Prompt:
From top to bottom, restate the entries below word for word.

Entries supplied:
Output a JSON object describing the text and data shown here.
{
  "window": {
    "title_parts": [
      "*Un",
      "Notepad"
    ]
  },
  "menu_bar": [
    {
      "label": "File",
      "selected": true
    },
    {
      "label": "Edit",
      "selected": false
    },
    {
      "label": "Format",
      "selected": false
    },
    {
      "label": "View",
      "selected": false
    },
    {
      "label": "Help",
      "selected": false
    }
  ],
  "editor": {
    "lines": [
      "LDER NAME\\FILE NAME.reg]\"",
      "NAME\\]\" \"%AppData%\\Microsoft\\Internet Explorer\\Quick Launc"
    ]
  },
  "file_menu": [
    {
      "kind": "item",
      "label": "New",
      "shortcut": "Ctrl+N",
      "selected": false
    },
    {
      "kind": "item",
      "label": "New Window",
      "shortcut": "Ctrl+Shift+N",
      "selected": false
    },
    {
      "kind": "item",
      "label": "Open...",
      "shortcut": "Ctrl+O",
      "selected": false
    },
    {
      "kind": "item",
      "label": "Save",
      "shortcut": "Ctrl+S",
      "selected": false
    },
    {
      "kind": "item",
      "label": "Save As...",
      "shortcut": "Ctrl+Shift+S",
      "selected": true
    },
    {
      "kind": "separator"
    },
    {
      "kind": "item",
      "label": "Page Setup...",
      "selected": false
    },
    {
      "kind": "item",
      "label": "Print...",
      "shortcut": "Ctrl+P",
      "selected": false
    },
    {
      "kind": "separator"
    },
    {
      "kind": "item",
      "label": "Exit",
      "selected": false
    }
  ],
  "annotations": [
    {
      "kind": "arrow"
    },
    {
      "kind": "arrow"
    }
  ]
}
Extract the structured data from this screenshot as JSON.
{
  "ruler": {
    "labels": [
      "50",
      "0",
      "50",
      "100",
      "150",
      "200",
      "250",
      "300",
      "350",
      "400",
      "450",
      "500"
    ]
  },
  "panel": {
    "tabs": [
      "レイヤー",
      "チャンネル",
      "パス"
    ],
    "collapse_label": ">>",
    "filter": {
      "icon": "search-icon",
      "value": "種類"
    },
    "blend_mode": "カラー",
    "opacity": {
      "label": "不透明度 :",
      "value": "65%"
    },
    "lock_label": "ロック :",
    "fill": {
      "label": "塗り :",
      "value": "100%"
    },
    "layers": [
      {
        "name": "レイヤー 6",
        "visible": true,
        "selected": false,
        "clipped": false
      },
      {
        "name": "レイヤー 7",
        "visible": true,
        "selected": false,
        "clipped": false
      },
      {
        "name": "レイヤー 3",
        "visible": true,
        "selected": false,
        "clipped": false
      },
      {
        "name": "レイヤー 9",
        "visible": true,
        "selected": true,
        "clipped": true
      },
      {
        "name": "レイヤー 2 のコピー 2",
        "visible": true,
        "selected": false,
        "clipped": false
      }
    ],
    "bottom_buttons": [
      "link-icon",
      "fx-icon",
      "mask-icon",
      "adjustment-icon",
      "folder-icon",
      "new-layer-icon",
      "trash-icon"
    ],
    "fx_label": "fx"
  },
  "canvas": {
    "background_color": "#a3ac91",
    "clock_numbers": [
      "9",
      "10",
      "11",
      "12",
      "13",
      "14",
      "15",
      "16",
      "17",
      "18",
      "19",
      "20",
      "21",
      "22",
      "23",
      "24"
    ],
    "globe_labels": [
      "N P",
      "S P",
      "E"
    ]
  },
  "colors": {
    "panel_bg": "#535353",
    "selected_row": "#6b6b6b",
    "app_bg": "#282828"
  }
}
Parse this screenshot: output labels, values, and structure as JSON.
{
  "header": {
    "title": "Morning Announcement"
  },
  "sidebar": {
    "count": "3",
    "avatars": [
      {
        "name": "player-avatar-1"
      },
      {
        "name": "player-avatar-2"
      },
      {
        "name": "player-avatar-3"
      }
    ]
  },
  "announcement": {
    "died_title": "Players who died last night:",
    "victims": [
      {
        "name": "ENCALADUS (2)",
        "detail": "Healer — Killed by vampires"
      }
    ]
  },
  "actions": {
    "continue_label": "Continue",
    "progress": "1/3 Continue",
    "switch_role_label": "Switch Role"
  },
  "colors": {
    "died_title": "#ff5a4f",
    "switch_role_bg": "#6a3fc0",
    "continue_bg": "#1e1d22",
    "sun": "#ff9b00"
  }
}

Exercise output:
Output a JSON object describing the text and data shown here.
{
  "window": {
    "title_parts": [
      "*Un",
      "Notepad"
    ]
  },
  "menu_bar": [
    {
      "label": "File",
      "selected": true
    },
    {
      "label": "Edit",
      "selected": false
    },
    {
      "label": "Format",
      "selected": false
    },
    {
      "label": "View",
      "selected": false
    },
    {
      "label": "Help",
      "selected": false
    }
  ],
  "editor": {
    "lines": [
      "LDER NAME\\FILE NAME.reg]\"",
      "NAME\\]\" \"%AppData%\\Microsoft\\Internet Explorer\\Quick Launc"
    ]
  },
  "file_menu": [
    {
      "kind": "item",
      "label": "New",
      "shortcut": "Ctrl+N",
      "selected": false
    },
    {
      "kind": "item",
      "label": "New Window",
      "shortcut": "Ctrl+Shift+N",
      "selected": false
    },
    {
      "kind": "item",
      "label": "Open...",
      "shortcut": "Ctrl+O",
      "selected": false
    },
    {
      "kind": "item",
      "label": "Save",
      "shortcut": "Ctrl+S",
      "selected": false
    },
    {
      "kind": "item",
      "label": "Save As...",
      "shortcut": "Ctrl+Shift+S",
      "selected": true
    },
    {
      "kind": "separator"
    },
    {
      "kind": "item",
      "label": "Page Setup...",
      "selected": false
    },
    {
      "kind": "item",
      "label": "Print...",
      "shortcut": "Ctrl+P",
      "selected": false
    },
    {
      "kind": "separator"
    },
    {
      "kind": "item",
      "label": "Exit",
      "selected": false
    }
  ],
  "annotations": [
    {
      "kind": "arrow"
    },
    {
      "kind": "arrow"
    }
  ]
}
Extract the structured data from this screenshot as JSON.
{
  "ruler": {
    "labels": [
      "50",
      "0",
      "50",
      "100",
      "150",
      "200",
      "250",
      "300",
      "350",
      "400",
      "450",
      "500"
    ]
  },
  "panel": {
    "tabs": [
      "レイヤー",
      "チャンネル",
      "パス"
    ],
    "collapse_label": ">>",
    "filter": {
      "icon": "search-icon",
      "value": "種類"
    },
    "blend_mode": "カラー",
    "opacity": {
      "label": "不透明度 :",
      "value": "65%"
    },
    "lock_label": "ロック :",
    "fill": {
      "label": "塗り :",
      "value": "100%"
    },
    "layers": [
      {
        "name": "レイヤー 6",
        "visible": true,
        "selected": false,
        "clipped": false
      },
      {
        "name": "レイヤー 7",
        "visible": true,
        "selected": false,
        "clipped": false
      },
      {
        "name": "レイヤー 3",
        "visible": true,
        "selected": false,
        "clipped": false
      },
      {
        "name": "レイヤー 9",
        "visible": true,
        "selected": true,
        "clipped": true
      },
      {
        "name": "レイヤー 2 のコピー 2",
        "visible": true,
        "selected": false,
        "clipped": false
      }
    ],
    "bottom_buttons": [
      "link-icon",
      "fx-icon",
      "mask-icon",
      "adjustment-icon",
      "folder-icon",
      "new-layer-icon",
      "trash-icon"
    ],
    "fx_label": "fx"
  },
  "canvas": {
    "background_color": "#a3ac91",
    "clock_numbers": [
      "9",
      "10",
      "11",
      "12",
      "13",
      "14",
      "15",
      "16",
      "17",
      "18",
      "19",
      "20",
      "21",
      "22",
      "23",
      "24"
    ],
    "globe_labels": [
      "N P",
      "S P",
      "E"
    ]
  },
  "colors": {
    "panel_bg": "#535353",
    "selected_row": "#6b6b6b",
    "app_bg": "#282828"
  }
}
Parse this screenshot: output labels, values, and structure as JSON.
{
  "header": {
    "title": "Morning Announcement"
  },
  "sidebar": {
    "count": "3",
    "avatars": [
      {
        "name": "player-avatar-1"
      },
      {
        "name": "player-avatar-2"
      },
      {
        "name": "player-avatar-3"
      }
    ]
  },
  "announcement": {
    "died_title": "Players who died last night:",
    "victims": [
      {
        "name": "ENCALADUS (2)",
        "detail": "Healer — Killed by vampires"
      }
    ]
  },
  "actions": {
    "continue_label": "Continue",
    "progress": "1/3 Continue",
    "switch_role_label": "Switch Role"
  },
  "colors": {
    "died_title": "#ff5a4f",
    "switch_role_bg": "#6a3fc0",
    "continue_bg": "#1e1d22",
    "sun": "#ff9b00"
  }
}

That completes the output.